(29) The Mouse and the Frog

 A Mouse on an evil day made acquaintance with a Frog, and they set off on their travels together. The Frog, on pretence of great affection, and of keeping his companion out of harm's way, tied the Mouse's fore-foot to his own hind-leg, and thus proceeded for some distance by land. Presently they came to some water, and the Frog, bidding the Mouse with good courage, began to swim across. They had scarcely, however, arrived midway when the Frog took a sudden plunge to the bottom, dragging the unfortunate Mouse after him. But the struggling and floundering of the Mouse made so great commotion in the water that is attracted the attention of a Kite, who, pouncing down, and bearing off the Mouse, carried away the Frog at the same time in his train. Moral for children: Inconsiderate and ill-matched alliances generally end in ruin; and the man who compasses the destruction of his neighbour is often caught in his own snare. Label: Stories for kids by Aesop.

(28) The Bear and the Fox

 A Bear used to boast of his excessive love for Man, saying that he never worried or mauled him when dead. The Fox observed, with a smile, "I should have thought more of your profession if you never ate him alive." Moral for kids- Better save a man from dying than save him when dead.
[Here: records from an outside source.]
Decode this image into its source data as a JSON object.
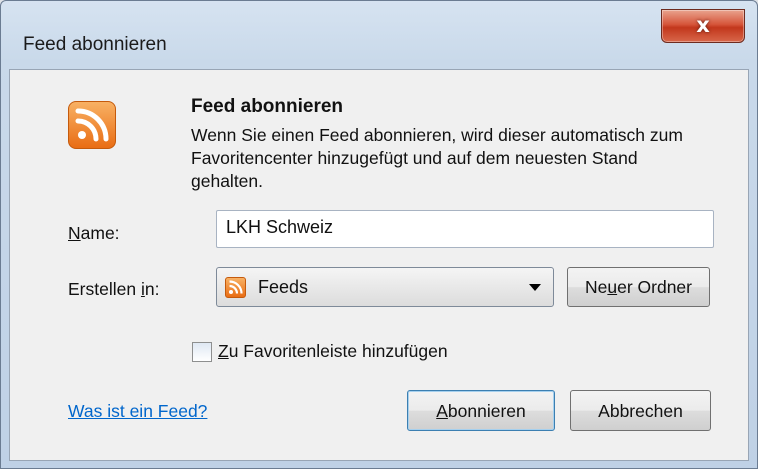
{
  "window": {
    "title": "Feed abonnieren",
    "close_glyph": "x"
  },
  "content": {
    "icon": "rss-feed-icon",
    "heading": "Feed abonnieren",
    "description": "Wenn Sie einen Feed abonnieren, wird dieser automatisch zum Favoritencenter hinzugefügt und auf dem neuesten Stand gehalten."
  },
  "form": {
    "name_label": {
      "accel": "N",
      "rest": "ame:"
    },
    "name_value": "LKH Schweiz",
    "folder_label": {
      "pre": "Erstellen ",
      "accel": "i",
      "rest": "n:"
    },
    "folder_selected": "Feeds",
    "folder_icon": "rss-folder-icon",
    "new_folder_button": {
      "pre": "Ne",
      "accel": "u",
      "rest": "er Ordner"
    },
    "favorites_checkbox": {
      "accel": "Z",
      "rest": "u Favoritenleiste hinzufügen",
      "checked": false
    }
  },
  "footer": {
    "help_link": "Was ist ein Feed?",
    "subscribe_button": {
      "accel": "A",
      "rest": "bonnieren"
    },
    "cancel_button": "Abbrechen"
  },
  "colors": {
    "accent_rss": "#e96d14",
    "link": "#0066cc",
    "close_red": "#c2371c"
  }
}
Labels: Fables of Aesop.

(27) The Mountain in labour

 In days of yore a mighty rumbling was heard in a Mountain. It was said to be in labour, and multitudes flocked together, from far and near, to see what it would produce. After long expectations and many wise conjectures from the by-standers -out popped a Mouse! Moral: This story applies to those whose magnificent promises end in a paltry performance.

(26) The Horse and the Groom

 A Groom who used to steal and sell a Horse's corn, was yet very busy in grooming and wisping him all the day long. "If you really wish me," said the Horse, "to look well, give me less of your currying and more of your corn."